The World is in the midst of an unprecedented obesity epidemic, a public health burden that increases the risk for developing insulin resistance and several chronic diseases such as diabetes, cardiovascular disease and non-alcoholic fatty liver disease. The multifactorial causes of obesity include several genetic, dietary and lifestyle variables that together result in an imbalance between energy intake and energy expenditure. Dietary approaches to limit fat intake are commonly prescribed to achieve the hypocaloric conditions necessary for weight loss. But dietary fat restriction is often accompanied by increased carbohydrate intake, which can dramatically increase the body's ability to make more fat, depending upon carbohydrate composition. Since both dietary and the fast the body makes contribute to the whole-body fat pool, obesity can therefore result from excessive fat or carbohydrate consumption. While the consumption of both high fat and carbohydrate foods is always very high in the developed countries, high carbohydrate diet consumption is on the rise in developing countries. Therapies for reducing obesity have been relatively unsuccessful. The discovery of new strategies aimed at reducing the prevalence of obesity is critical for the management of diseases of the metabolic syndrome including diabetes and cardiovascular disease.

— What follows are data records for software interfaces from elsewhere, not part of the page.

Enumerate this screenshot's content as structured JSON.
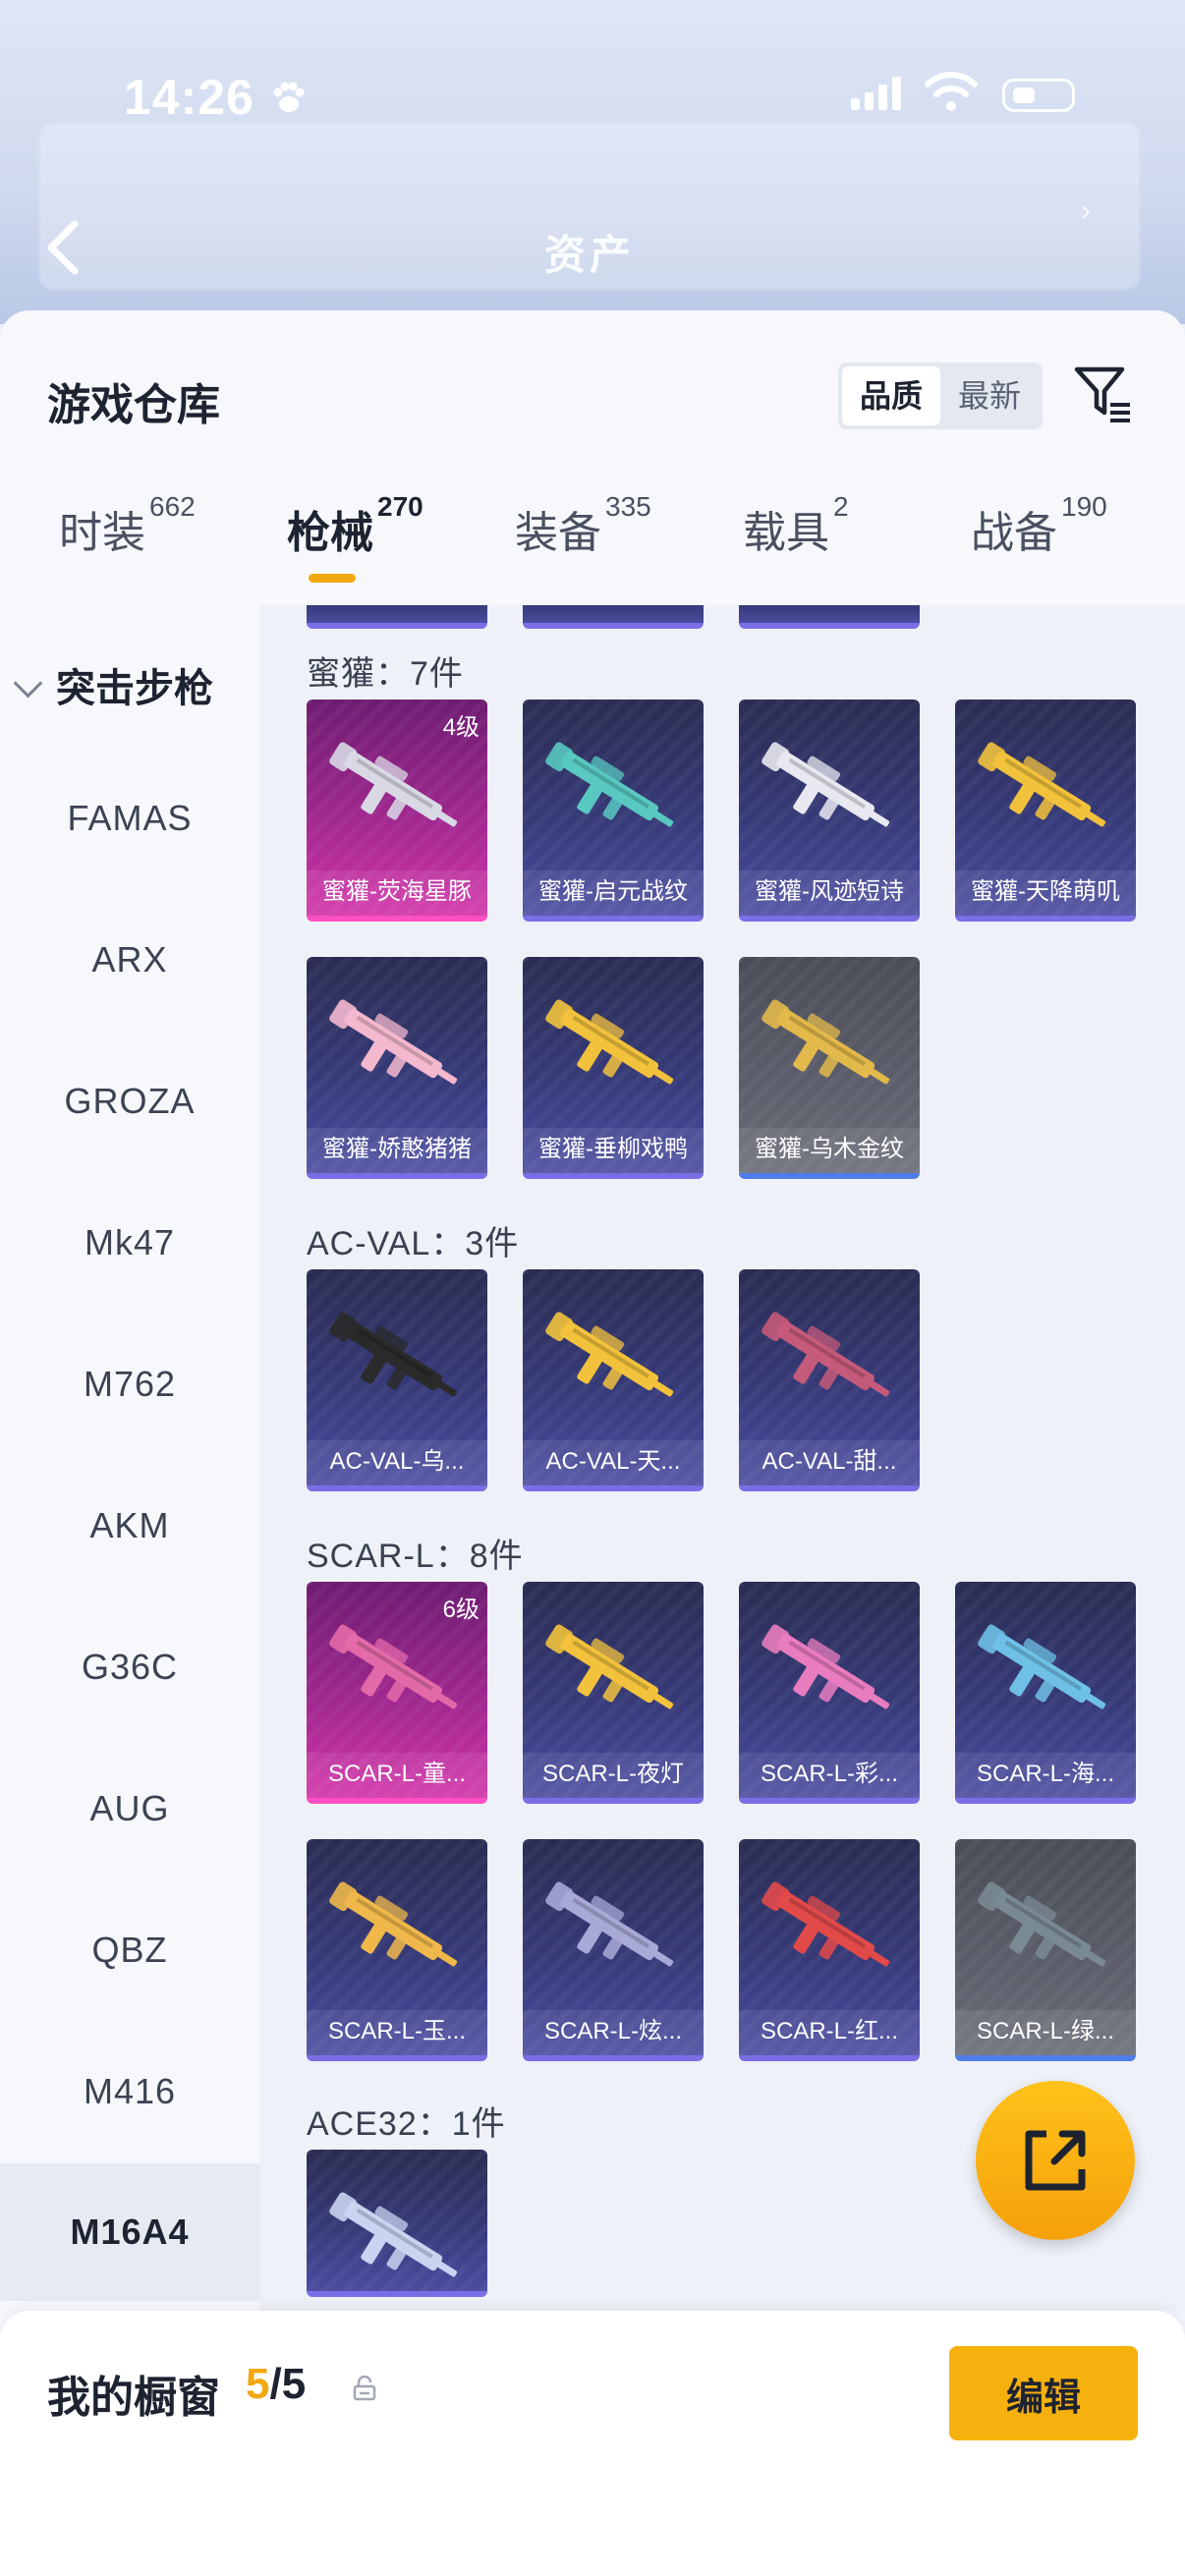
{
  "status_bar": {
    "time": "14:26"
  },
  "header": {
    "title": "资产"
  },
  "warehouse": {
    "title": "游戏仓库",
    "sort_options": [
      "品质",
      "最新"
    ],
    "tabs": [
      {
        "label": "时装",
        "count": "662"
      },
      {
        "label": "枪械",
        "count": "270"
      },
      {
        "label": "装备",
        "count": "335"
      },
      {
        "label": "载具",
        "count": "2"
      },
      {
        "label": "战备",
        "count": "190"
      }
    ]
  },
  "sidebar": {
    "category": "突击步枪",
    "items": [
      "FAMAS",
      "ARX",
      "GROZA",
      "Mk47",
      "M762",
      "AKM",
      "G36C",
      "AUG",
      "QBZ",
      "M416",
      "M16A4"
    ],
    "active_item": "M16A4"
  },
  "groups": [
    {
      "label": "蜜獾：7件",
      "items": [
        {
          "name": "蜜獾-荧海星豚",
          "level": "4级",
          "rarity": "pink"
        },
        {
          "name": "蜜獾-启元战纹",
          "rarity": "purple"
        },
        {
          "name": "蜜獾-风迹短诗",
          "rarity": "purple"
        },
        {
          "name": "蜜獾-天降萌叽",
          "rarity": "purple"
        },
        {
          "name": "蜜獾-娇憨猪猪",
          "rarity": "purple"
        },
        {
          "name": "蜜獾-垂柳戏鸭",
          "rarity": "purple"
        },
        {
          "name": "蜜獾-乌木金纹",
          "rarity": "grey"
        }
      ]
    },
    {
      "label": "AC-VAL：3件",
      "items": [
        {
          "name": "AC-VAL-乌...",
          "rarity": "purple"
        },
        {
          "name": "AC-VAL-天...",
          "rarity": "purple"
        },
        {
          "name": "AC-VAL-甜...",
          "rarity": "purple"
        }
      ]
    },
    {
      "label": "SCAR-L：8件",
      "items": [
        {
          "name": "SCAR-L-童...",
          "level": "6级",
          "rarity": "pink"
        },
        {
          "name": "SCAR-L-夜灯",
          "rarity": "purple"
        },
        {
          "name": "SCAR-L-彩...",
          "rarity": "purple"
        },
        {
          "name": "SCAR-L-海...",
          "rarity": "purple"
        },
        {
          "name": "SCAR-L-玉...",
          "rarity": "purple"
        },
        {
          "name": "SCAR-L-炫...",
          "rarity": "purple"
        },
        {
          "name": "SCAR-L-红...",
          "rarity": "purple"
        },
        {
          "name": "SCAR-L-绿...",
          "rarity": "grey"
        }
      ]
    },
    {
      "label": "ACE32：1件",
      "items": [
        {
          "name": "",
          "rarity": "purple"
        }
      ]
    }
  ],
  "showcase": {
    "label": "我的橱窗",
    "current": "5",
    "total": "/5",
    "edit_label": "编辑"
  },
  "colors": {
    "accent": "#f7b10e",
    "purple_card": "#363a78",
    "pink_card": "#a0288f",
    "grey_card": "#5c5f6b"
  }
}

Research Profile



What area of diabetes research does your project cover? What role will this particular project play in preventing, treating and/or curing diabetes?
It covers type II diabetes and its associated metabolic diseases. Our research will examine the link between diet, particularly the consumption of high fat and high carbohydrate diets, and the development of type 2 diabetes. Information gained from this project will play a role in preventing, treating, and curing diabetes by laying the groundwork for the creation of new drugs. Additionally, the research would advise diabetic patients on how to select proper diets to manage or prevent diabetes.

If a person with diabetes were to ask you how your project will help them in the future, how would you respond?
In the future, drugs or dietary recommendations developed from our work may help treat or cure diabetes.

Why is it important for you, personally, to become involved in diabetes research? What role will this award play in your research efforts?
Personally, it is important for me to be involved in diabetes research because I have many family members that are diabetic. In fact I grew up watching my relatives and friends inject insulin daily and lose mobility from diabetic complications. This award will allow me to conduct new studies that will help us better understand prediabetes and the progression to fully blown diabetic state.

In what direction do you see the future of diabetes research going?
We see the future of diabetes research focusing on new strategies for the prevention and treatment of the disease. This can be achieved by understanding in greater detail how factors, such as diet and new medications, interact with our genetic makeup to influence the development of the disease from individual to individual.